WHAT TO PRODUCE
Taking the data below line by line, count those that include the word "工作混沌没激情" and report the number alone.

Data excerpts

== Segment start ==

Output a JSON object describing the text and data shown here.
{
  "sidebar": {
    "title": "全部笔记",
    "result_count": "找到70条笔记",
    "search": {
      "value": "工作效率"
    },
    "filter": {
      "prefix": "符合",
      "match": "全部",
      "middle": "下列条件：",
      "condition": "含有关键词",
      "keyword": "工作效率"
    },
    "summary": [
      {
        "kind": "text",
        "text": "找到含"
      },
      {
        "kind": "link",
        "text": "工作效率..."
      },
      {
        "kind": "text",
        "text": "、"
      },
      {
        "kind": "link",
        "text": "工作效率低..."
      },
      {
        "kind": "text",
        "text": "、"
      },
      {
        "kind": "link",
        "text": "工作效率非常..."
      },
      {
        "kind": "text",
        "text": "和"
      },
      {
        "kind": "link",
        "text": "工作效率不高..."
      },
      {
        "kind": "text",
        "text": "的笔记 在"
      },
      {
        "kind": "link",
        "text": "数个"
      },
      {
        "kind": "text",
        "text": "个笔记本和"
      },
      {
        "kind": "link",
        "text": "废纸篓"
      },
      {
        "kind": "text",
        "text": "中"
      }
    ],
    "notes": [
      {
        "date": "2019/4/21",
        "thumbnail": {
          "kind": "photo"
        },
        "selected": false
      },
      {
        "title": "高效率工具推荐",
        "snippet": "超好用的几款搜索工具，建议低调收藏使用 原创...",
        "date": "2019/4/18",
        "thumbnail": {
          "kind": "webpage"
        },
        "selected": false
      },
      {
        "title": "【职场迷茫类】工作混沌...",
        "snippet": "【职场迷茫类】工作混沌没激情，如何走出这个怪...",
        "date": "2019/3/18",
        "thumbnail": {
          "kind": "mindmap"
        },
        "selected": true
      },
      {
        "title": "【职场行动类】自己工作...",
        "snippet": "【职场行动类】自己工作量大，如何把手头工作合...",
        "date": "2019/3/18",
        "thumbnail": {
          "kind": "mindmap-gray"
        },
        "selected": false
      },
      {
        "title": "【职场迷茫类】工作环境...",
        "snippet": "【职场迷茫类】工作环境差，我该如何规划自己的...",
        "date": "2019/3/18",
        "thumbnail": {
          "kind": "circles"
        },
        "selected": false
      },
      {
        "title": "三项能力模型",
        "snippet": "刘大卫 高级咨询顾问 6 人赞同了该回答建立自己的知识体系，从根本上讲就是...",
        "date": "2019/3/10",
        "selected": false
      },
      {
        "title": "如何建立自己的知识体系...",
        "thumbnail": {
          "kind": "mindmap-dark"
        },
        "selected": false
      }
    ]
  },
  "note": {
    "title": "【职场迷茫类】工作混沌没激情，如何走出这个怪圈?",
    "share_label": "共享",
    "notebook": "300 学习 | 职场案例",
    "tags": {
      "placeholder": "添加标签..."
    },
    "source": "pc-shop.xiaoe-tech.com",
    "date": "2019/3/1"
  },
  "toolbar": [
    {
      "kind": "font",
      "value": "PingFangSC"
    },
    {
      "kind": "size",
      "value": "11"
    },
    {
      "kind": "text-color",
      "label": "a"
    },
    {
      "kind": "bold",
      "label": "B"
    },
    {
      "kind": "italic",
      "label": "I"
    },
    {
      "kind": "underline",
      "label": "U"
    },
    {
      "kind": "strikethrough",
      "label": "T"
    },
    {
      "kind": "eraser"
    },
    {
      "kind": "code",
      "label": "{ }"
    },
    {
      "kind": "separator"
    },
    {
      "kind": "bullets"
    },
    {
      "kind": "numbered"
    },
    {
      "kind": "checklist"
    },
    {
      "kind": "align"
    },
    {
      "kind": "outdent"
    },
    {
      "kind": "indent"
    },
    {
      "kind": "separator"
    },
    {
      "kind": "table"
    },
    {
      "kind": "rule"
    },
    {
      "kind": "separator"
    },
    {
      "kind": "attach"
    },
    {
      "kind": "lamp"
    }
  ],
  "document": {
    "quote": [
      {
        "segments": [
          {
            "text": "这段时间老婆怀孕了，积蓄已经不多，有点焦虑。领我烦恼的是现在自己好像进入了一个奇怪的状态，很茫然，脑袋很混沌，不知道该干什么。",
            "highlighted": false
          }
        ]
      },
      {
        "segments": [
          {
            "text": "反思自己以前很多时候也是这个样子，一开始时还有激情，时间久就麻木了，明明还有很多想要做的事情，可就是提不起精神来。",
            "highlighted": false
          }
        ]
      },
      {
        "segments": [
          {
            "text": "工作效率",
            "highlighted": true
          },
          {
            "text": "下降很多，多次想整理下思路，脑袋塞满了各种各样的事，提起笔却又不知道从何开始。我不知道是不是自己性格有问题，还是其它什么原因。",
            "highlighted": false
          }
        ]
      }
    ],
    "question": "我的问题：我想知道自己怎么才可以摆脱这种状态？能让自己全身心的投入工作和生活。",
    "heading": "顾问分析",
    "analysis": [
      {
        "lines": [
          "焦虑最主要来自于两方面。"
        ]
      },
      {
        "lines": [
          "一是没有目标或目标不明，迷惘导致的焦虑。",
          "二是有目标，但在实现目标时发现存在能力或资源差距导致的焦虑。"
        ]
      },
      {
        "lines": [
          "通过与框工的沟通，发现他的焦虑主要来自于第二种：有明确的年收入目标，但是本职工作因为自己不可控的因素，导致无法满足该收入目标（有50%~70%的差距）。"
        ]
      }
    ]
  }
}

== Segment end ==

EXERCISE SOLUTION
2